I beseech thee with all the force at my command,
Be careful that the inner secrets do not go out.
We may as well close this with the memorable words from the famous Masnavi wherein the great Rumi says:
It is not fitting that I tell thee more,
For the stream’s bed cannot hold the sea.
This then is the way that the Masters of yore kept hidden to themselves the Secret Doctrine of Divinity, as a sacred trust, and imparted something of it only to their trusted and tested disciples (gurmukhs). Indeed it is not a subject that can adequately be discussed in mere words. The proof of the pudding, however, lies in its eating. It is a practical process of self-analysis, tapping inside and of inversion of the attention; and whosoever by the grace of a Perfect Master gains an access into himself and delves deep within, is sure of find the pearl of inestimable value. A touch of reality makes one real beyond all relativity; and the mortal man is at once transmuted into an immortal spirit, dissolving the Gordian knot between the inert matter and the living soul. Thus is solved the mystery of ‘life’ and ‘death,’ for life alone exists through the passing shadows of all that is transitory, swallowing death in victory at every step.

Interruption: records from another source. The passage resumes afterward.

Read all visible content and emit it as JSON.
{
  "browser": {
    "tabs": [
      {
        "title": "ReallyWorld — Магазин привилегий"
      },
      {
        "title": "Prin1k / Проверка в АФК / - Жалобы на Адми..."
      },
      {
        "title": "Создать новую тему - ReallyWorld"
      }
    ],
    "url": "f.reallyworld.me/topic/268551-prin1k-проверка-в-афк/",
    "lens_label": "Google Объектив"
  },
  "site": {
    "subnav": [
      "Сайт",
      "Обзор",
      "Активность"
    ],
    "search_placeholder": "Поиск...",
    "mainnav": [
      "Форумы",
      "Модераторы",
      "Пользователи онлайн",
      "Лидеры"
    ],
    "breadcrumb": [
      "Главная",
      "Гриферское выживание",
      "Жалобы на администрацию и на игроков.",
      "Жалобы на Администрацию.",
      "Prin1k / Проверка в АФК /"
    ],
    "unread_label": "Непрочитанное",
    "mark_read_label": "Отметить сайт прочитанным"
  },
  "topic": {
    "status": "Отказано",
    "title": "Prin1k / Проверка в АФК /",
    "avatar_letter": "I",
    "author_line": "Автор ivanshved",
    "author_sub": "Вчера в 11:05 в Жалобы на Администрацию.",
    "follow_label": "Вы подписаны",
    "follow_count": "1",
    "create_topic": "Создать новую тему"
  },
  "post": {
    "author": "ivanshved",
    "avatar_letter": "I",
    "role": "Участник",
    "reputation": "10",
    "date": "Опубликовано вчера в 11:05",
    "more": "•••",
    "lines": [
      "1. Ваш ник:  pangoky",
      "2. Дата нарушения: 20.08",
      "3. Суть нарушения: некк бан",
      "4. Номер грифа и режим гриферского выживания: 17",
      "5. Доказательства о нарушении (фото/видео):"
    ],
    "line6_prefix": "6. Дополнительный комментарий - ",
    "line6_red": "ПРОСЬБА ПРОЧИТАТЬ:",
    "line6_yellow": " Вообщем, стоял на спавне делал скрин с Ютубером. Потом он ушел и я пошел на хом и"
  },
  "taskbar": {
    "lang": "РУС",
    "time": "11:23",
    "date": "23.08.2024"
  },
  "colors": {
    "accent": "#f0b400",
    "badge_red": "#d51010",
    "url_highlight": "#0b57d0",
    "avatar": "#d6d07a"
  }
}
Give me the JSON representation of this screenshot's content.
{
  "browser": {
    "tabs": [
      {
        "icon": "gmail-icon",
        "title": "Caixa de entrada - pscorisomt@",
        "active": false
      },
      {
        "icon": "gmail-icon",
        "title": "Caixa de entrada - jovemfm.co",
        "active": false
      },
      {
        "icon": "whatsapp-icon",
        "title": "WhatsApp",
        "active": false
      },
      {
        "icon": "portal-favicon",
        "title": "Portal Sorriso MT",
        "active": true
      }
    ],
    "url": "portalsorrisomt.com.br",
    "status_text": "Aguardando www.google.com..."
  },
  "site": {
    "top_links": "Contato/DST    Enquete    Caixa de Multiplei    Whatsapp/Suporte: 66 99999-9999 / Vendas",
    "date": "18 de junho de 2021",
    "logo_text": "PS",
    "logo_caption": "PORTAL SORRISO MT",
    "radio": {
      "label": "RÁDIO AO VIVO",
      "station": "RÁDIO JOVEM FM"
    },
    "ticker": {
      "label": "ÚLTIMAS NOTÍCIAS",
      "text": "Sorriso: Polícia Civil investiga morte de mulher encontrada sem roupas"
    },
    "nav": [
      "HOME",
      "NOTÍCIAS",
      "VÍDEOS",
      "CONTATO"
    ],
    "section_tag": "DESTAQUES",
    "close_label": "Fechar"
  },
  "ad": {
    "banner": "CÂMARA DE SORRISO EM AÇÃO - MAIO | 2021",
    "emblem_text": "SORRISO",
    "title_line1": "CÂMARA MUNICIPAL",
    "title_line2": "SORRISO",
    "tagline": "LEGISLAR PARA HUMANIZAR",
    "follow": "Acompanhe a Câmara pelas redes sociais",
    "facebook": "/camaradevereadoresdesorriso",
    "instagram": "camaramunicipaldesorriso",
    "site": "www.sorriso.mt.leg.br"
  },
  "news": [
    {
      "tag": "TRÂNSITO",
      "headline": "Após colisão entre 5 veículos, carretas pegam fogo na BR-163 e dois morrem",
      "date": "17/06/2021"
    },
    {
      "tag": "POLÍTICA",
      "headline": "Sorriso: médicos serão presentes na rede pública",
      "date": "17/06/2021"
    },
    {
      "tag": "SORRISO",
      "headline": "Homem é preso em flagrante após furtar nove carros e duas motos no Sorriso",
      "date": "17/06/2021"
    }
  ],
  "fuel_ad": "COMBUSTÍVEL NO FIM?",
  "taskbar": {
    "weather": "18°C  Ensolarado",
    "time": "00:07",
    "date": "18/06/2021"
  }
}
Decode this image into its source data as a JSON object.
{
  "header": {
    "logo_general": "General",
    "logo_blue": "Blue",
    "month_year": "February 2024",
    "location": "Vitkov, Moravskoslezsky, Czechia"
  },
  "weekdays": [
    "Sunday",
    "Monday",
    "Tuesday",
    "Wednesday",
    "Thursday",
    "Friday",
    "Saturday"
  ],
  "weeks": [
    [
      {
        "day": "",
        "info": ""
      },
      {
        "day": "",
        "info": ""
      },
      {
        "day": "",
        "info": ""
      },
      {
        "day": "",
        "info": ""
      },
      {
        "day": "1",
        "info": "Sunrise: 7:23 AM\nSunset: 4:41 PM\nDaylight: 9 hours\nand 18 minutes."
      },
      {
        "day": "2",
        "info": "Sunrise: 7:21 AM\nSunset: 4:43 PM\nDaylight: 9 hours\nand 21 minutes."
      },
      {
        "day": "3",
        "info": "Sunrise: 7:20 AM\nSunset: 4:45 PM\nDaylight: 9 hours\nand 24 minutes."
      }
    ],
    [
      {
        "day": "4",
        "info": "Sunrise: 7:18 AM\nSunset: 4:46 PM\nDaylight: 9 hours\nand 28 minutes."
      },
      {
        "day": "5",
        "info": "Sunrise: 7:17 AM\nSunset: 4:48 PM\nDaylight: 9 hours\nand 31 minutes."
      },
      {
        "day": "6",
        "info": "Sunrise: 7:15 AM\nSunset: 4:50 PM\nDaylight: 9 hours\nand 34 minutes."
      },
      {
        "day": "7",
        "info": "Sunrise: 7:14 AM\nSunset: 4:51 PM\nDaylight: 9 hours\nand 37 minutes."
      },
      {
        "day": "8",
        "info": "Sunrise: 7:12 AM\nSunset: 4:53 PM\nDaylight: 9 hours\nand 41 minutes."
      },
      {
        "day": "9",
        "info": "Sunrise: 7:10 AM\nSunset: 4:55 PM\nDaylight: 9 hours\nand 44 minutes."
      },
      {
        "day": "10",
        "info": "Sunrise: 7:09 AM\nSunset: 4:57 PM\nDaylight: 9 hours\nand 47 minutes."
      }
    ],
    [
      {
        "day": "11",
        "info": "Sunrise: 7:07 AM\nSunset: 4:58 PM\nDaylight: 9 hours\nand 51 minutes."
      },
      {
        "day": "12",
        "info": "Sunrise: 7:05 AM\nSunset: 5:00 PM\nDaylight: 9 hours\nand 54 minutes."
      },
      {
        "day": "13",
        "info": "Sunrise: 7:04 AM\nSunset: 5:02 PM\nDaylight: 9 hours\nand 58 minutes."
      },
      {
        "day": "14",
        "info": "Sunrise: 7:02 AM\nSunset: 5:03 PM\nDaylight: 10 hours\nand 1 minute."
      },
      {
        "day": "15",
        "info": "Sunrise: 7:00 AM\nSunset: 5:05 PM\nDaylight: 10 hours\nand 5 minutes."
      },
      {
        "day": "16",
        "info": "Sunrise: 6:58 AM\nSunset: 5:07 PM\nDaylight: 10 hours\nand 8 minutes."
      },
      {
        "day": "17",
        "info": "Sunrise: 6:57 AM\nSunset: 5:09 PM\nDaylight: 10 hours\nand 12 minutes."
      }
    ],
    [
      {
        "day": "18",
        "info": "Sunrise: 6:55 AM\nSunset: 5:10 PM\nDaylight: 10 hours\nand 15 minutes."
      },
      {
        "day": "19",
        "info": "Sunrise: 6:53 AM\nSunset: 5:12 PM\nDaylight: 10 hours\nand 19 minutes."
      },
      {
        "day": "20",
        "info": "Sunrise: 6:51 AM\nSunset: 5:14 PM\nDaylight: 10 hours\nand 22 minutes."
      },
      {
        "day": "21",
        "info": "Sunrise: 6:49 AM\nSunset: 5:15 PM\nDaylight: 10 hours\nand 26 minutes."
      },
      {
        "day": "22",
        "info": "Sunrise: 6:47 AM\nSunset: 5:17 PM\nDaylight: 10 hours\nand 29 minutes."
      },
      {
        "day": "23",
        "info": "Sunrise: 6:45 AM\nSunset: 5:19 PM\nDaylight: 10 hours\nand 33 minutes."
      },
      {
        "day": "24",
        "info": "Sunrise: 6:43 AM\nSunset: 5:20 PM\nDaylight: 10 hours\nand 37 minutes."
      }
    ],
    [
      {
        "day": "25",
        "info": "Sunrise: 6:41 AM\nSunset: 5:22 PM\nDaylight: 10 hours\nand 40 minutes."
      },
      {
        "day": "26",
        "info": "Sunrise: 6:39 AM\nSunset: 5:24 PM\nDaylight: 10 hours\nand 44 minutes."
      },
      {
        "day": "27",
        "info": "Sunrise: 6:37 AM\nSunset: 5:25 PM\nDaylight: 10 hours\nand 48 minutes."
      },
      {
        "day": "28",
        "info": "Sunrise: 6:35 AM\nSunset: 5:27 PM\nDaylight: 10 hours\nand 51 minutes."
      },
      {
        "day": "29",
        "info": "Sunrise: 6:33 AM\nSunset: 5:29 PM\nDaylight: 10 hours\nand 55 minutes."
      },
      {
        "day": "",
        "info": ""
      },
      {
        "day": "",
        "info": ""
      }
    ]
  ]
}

In the following pages, an attempt has been made to tell something of the Secret Doctrine in the three-dimensional language at our disposal which is highly inadequate to express the ineffable. May the Power and Spirit of God help the readers to a better understanding of the subject at the feet of some Competent Master, capable of delivering the spiritual riches here and now in this life, for who knows whether the Truth will dawn or not in the hereafter, as it is so solemnly and seriously held out and promised by so-called teachers with whom the world abounds. In this context Christ has given a solemn warning: “Beware of false prophets, which come to you in sheep’s clothing but inwardly they are ravening wolves.” (Math. 7:15). If a blind leads the blind, both shall fall into the ditch.
It is, therefore, of paramount importance that one must make a thorough search for a Competent and Perfect Master and satisfy oneself of the genuineness before accepting and adopting him as an unerring guide and an unfailing friend on the God-way. It does not matter if one may have to spend his entire life-span in this momentous quest rather than be taken in by pseudo-Masters and lose one’s only chance in life. A quest like this will not go in vain. ‘Seek and ye shall find.’
I died as mineral and became a plant,I died as plant and rose to animal,I died as animal and I was a man.Why should I fear? when was I less by dying?Yet, once more, I shall die as man, to soar –With angels blessed, but even from angelhoodI must pass on; all except God doth perish.When I have sacrificed my angel soul,I shall become what no mind e’er conceived.Oh! let me not exist, for non-existenceProclaims in organ-tones, “To Him we shall return.”Maulana Rumi